Orange County Medical Malpractice Claims Explained
When a healthcare provider's negligence causes a patient harm, the victim can bring a California medical malpractice claim. All professional healthcare providers have a duty to carry out their job with reasonable prudence. Special rules govern medical malpractice claims, so if you or a loved one needs to file a medical malpractice lawsuit, it is imperative to hire a lawyer who is experienced with these types of cases.
How Liability Is Determined
Liability exists when a healthcare provider breaches the professional standard of care, and because of that breach, the victim was harmed. In California, the standard of care has been defined as "a reasonable degree of knowledge and skill which is ordinarily possessed and exercised by other members of his profession in similar circumstances." For physicians, the standard of care covers both diagnosis and treatment.
Whether malpractice occurred is a legal question, but the answer usually depends heavily on expert testimony from other healthcare professionals. Winning a malpractice claim requires knowing the legal burden and preparing the necessary evidence. It is usually important to hire a qualified expert witness and ask that expert the right questions.
Rarely is no expert testimony needed; however, in Ales v. Ryan, 8 Cal.2d 82, 93 (1939), the court held that sewing up a surgery patient with a cleaning sponge still inside of her was so obviously negligent that no expert testimony was necessary. It is crucial for medical malpractice victims to consult an attorney to determine whether and how much expert medical testimony will be required to prove their case.
California's Statute of Limitations
Under the California Statute of Limitations, medical malpractice claims must be brought within three years, or within one year of discovering the malpractice, whichever comes first. Any claim not brought within this time frame is barred.
Medical malpractice claims take time to investigate and prepare, so those who believe they have a medical malpractice claim should contact an attorney right away to begin working on their case.

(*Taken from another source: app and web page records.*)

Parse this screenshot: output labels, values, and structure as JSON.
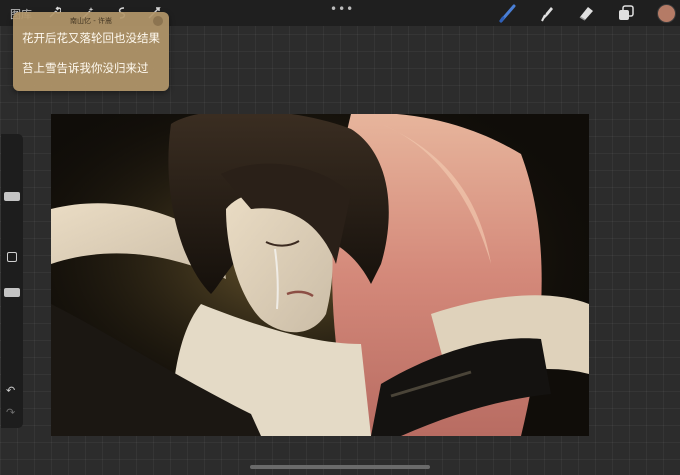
{
  "topbar": {
    "gallery_label": "图库",
    "dots": "•••"
  },
  "notification": {
    "header": "南山忆 - 许嵩",
    "lines": [
      "花开后花又落轮回也没结果",
      "苔上雪告诉我你没归来过"
    ]
  },
  "tools": {
    "color": "#b57b66",
    "active_color": "#4a7fd6"
  },
  "sidebar": {
    "undo": "↶",
    "redo": "↷"
  }
}
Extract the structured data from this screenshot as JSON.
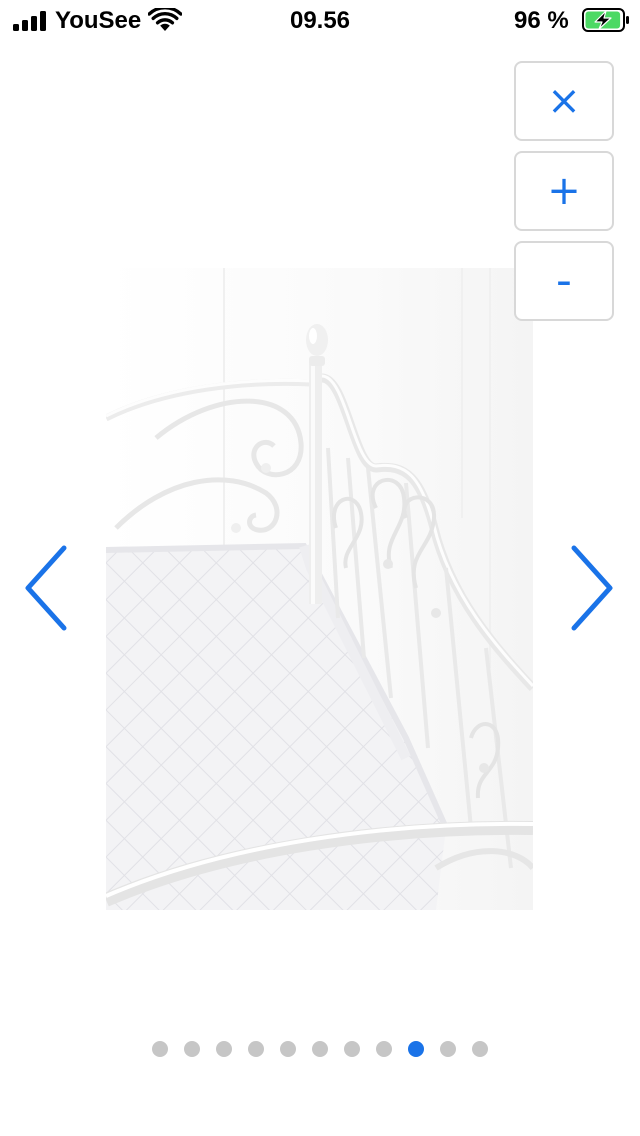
{
  "status_bar": {
    "carrier": "YouSee",
    "time": "09.56",
    "battery_percent": "96 %",
    "signal_bars": 4,
    "battery_level": 0.96,
    "charging": true,
    "icons": [
      "cellular-signal-icon",
      "wifi-icon",
      "battery-charging-icon"
    ]
  },
  "gallery": {
    "image_subject": "white metal daybed with scroll frame and quilted mattress",
    "controls": {
      "close_label": "×",
      "zoom_in_label": "+",
      "zoom_out_label": "-"
    },
    "navigation": {
      "prev_icon": "chevron-left-icon",
      "next_icon": "chevron-right-icon"
    },
    "pagination": {
      "total": 11,
      "current": 9
    },
    "colors": {
      "accent": "#1a73e8",
      "dot_inactive": "#c6c6c6",
      "button_border": "#d8d8d8"
    }
  }
}
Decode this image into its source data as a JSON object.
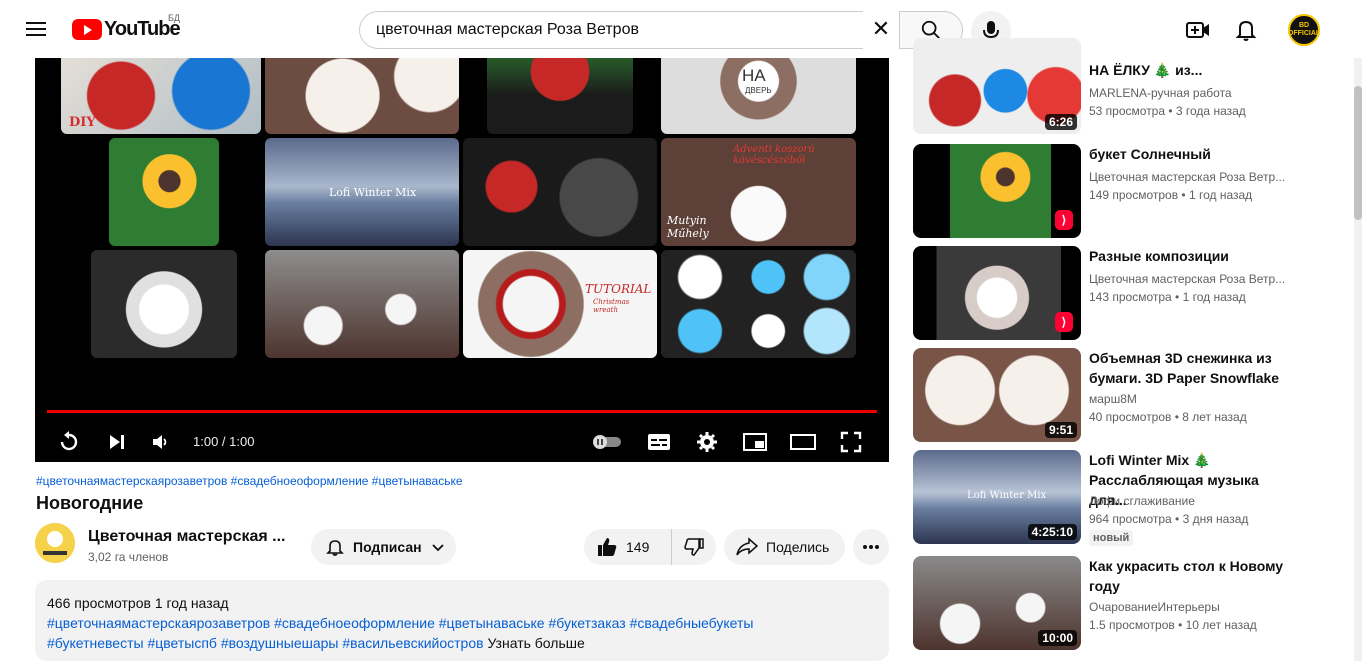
{
  "header": {
    "logo_text": "YouTube",
    "country_code": "БД",
    "search_value": "цветочная мастерская Роза Ветров",
    "avatar_text": "BD OFFICIAL"
  },
  "player": {
    "time": "1:00 / 1:00",
    "progress": 1.0,
    "grid_labels": {
      "tile_diy": "DIY",
      "tile_na": "НА",
      "tile_na_sub": "ДВЕРЬ",
      "tile_lofi": "Lofi Winter Mix",
      "tile_advent": "Adventi koszorú kávéscészéből",
      "tile_mutyi": "Mutyin Műhely",
      "tile_tutorial": "TUTORIAL",
      "tile_tutorial_sub": "Christmas wreath"
    }
  },
  "video": {
    "tags": "#цветочнаямастерскаярозаветров #свадебноеоформление #цветынаваське",
    "title": "Новогодние",
    "channel": "Цветочная мастерская ...",
    "subscribers": "3,02 га членов",
    "subscribe_label": "Подписан",
    "likes": "149",
    "share_label": "Поделись"
  },
  "description": {
    "stats": "466 просмотров 1 год назад",
    "line2": "#цветочнаямастерскаярозаветров #свадебноеоформление #цветынаваське #букетзаказ #свадебныебукеты",
    "line3_tags": "#букетневесты #цветыспб #воздушныешары #васильевскийостров",
    "more": "Узнать больше"
  },
  "recommendations": [
    {
      "title": "НА ЁЛКУ 🎄 из...",
      "channel": "MARLENA-ручная работа",
      "meta": "53 просмотра • 3 года назад",
      "duration": "6:26",
      "short": false
    },
    {
      "title": "букет Солнечный",
      "channel": "Цветочная мастерская Роза Ветр...",
      "meta": "149 просмотров • 1 год назад",
      "duration": "",
      "short": true
    },
    {
      "title": "Разные композиции",
      "channel": "Цветочная мастерская Роза Ветр...",
      "meta": "143 просмотра • 1 год назад",
      "duration": "",
      "short": true
    },
    {
      "title": "Объемная 3D снежинка из бумаги. 3D Paper Snowflake",
      "channel": "марш8М",
      "meta": "40 просмотров • 8 лет назад",
      "duration": "9:51",
      "short": false
    },
    {
      "title": "Lofi Winter Mix 🎄 Расслабляющая музыка для...",
      "channel": "Лофи сглаживание",
      "meta": "964 просмотра • 3 дня назад",
      "duration": "4:25:10",
      "short": false,
      "badge": "новый"
    },
    {
      "title": "Как украсить стол к Новому году",
      "channel": "ОчарованиеИнтерьеры",
      "meta": "1.5 просмотров • 10 лет назад",
      "duration": "10:00",
      "short": false
    }
  ],
  "colors": {
    "accent_red": "#ff0000",
    "link_blue": "#065fd4",
    "progress_red": "#e00000"
  }
}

There are three main categories of damages that medical malpractice victims can be awarded in California: Compensatory damages, non-economic damages, and punitive damages.
- There is no cap on compensatory damages, which seek to compensate victims for their additional medical costs and any lost wages associated with their harm.
- Non-economic damages, which compensate victims for their pain and suffering, are capped at $250,000.
- In cases in which harm was caused by the egregious negligence or recklessness of a healthcare provider, punitive damages could also be awarded. California places no cap on punitive damages.
Contact a California Medical Malpractice Attorney for More Information
At the Law Offices of Scott D. Hughes, we fight hard to get victims of medical malpractice the compensation they deserve. Scott knows how to use medical evidence and expert testimony to meet the legal burden in such cases. If you would like to discuss your potential claim, or if you would like to learn more about our attorneys, please call our office today at 714-423-6928 for a free consultation.
Scott D. Hughes is an Orange County Medical Malpractice Lawyer practicing throughout California.